At Opportunity Threads, workers make up the board and management teams; the management teams run the business, rather than a traditional CEO. The company is saving some profits to invest in a new manufacturing facility, and has also invested in full benefits for all workers, whether or not they are worker-owners. The rest of the profits, about 30% of the total, go to the workers and worker-owners.
It’s a model that she says appeals to millennial workers that factories in North Carolina are now struggling to attract. Demand for locally produced or American-made clothing is growing–also driven partly by millennial consumers–but younger workers often haven’t wanted to go into manufacturing. Hemstreet believes the industry needs to work differently to succeed.
“I grew up at this interesting time–it was the heyday of manufacturing and then it all left,” says Hemstreet, who grew up in Morganton, North Carolina, and saw textile industry jobs disappear after NAFTA passed in the 1990s. “It was an ah-ha moment for me: If it’s going to come back, it needs to come back differently, and that needs to include a different labor model.”
As TS Designs prepares to make the switch, Project Equity is helping with a feasibility assessment to look at the financial and management implications of the conversion, including assessing the fair market value of the company. At most businesses, employees can’t afford to buy a company outright, so it’s a debt-financed transaction. “Given future projections, we look at how much could this future employee-owned entity afford to buy itself for from the current owners,” says Abell.
The amount of “buy-in” for a worker to become a worker-owner varies between businesses, but often ranges from $250 to $10,000. Workers often pay gradually with paycheck deductions.
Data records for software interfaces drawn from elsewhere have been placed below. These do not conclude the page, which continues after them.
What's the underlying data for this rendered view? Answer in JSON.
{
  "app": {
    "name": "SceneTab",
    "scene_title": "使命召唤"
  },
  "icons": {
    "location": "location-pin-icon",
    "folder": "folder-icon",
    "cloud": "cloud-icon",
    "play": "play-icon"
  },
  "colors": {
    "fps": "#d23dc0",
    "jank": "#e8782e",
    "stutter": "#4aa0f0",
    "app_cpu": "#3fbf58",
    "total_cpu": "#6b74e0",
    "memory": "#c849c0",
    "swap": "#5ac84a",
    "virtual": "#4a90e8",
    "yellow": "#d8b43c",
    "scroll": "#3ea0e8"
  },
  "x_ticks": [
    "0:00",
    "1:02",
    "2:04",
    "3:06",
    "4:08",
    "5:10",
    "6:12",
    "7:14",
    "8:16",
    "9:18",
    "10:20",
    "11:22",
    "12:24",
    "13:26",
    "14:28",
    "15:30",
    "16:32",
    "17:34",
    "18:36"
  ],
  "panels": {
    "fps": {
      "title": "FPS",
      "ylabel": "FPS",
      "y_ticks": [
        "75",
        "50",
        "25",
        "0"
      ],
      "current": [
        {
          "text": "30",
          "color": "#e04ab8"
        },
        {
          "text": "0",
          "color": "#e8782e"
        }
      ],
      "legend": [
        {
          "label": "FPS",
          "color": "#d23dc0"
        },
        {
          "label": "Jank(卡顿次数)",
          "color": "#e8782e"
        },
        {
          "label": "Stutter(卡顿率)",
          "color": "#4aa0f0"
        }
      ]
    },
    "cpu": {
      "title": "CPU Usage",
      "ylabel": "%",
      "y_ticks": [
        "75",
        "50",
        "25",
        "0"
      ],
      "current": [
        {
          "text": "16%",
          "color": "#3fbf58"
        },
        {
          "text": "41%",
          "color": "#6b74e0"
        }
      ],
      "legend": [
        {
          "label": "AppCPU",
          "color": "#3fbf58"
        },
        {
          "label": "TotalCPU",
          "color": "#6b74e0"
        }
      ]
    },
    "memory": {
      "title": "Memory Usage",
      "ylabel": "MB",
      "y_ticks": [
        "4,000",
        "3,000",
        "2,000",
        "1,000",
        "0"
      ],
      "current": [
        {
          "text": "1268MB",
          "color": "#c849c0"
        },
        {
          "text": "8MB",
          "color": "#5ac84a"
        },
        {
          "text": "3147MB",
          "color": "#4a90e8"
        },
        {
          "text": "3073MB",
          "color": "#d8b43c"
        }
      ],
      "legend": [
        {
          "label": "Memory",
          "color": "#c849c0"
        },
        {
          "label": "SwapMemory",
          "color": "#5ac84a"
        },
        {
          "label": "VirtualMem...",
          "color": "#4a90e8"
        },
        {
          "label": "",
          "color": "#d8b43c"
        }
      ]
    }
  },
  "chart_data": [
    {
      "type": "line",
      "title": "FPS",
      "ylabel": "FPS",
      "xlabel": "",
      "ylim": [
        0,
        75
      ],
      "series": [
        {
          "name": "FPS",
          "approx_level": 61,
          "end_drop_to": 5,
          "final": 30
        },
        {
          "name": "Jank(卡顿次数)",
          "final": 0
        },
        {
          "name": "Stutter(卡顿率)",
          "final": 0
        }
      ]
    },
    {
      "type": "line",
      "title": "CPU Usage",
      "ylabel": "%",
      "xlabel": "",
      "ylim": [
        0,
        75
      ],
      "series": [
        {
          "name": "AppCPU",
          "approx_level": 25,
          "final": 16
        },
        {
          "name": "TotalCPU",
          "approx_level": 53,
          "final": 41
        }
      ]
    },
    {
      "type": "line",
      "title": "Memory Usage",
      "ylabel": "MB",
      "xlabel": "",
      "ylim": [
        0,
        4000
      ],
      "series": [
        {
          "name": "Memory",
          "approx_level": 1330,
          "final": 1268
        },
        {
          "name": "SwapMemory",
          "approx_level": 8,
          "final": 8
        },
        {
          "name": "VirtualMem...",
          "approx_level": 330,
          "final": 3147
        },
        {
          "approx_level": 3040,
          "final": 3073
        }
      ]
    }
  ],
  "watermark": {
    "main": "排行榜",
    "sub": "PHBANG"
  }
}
For a co-op, the structure that TS Designs will likely take, the cooperative buys the business, and the loan for the sale is paid for with future revenue from the business.
Henry is working with employees to help them prepare. “When you’ve got 20 people here, you got some people that can understand a balance sheet, income statement, all that kind of stuff, you’ve got other people that don’t have that understanding,” he says. “So we’re going to be spending a lot of time the first quarter, first half of this year just making sure that everybody understands the finances of the business.”
If all goes as planned, he and the employees will reach an agreement by the end of the year on terms, and begin the conversion process in 2019. Within three years, the buyout should be complete. He plans to then become a member of the new coop and stay on with the company for a few more years before fully retiring. He hopes to make the whole process transparent, so other businesses can learn from it.
There’s likely to be a lot of interest; Project Equity has calculated that baby boomers across the U.S. own 2.34 million businesses, employing nearly 25 million people. The group focuses on the Bay Area, and through partnerships supports this work in other regions across the U.S. In North Carolina, Hemstreet says that worker ownership makes sense to a wide range of business owners, regardless of their political persuasion.
“I think when you can get back into a narrative of good work is good for everyone, it doesn’t matter what side of the aisle you’re on,” she says. “This is about livelihoods, about people’s dignity at what we do all day, which is work . . . I think everybody thinks that if you work hard you should be the beneficiary of that. That’s ultimately what worker ownership is. You should have a say in the decisions that affect you.”
Correction: This article has been updated to note that Project Equity does not work in Detroit specifically, but partners with other organizations there and around the country.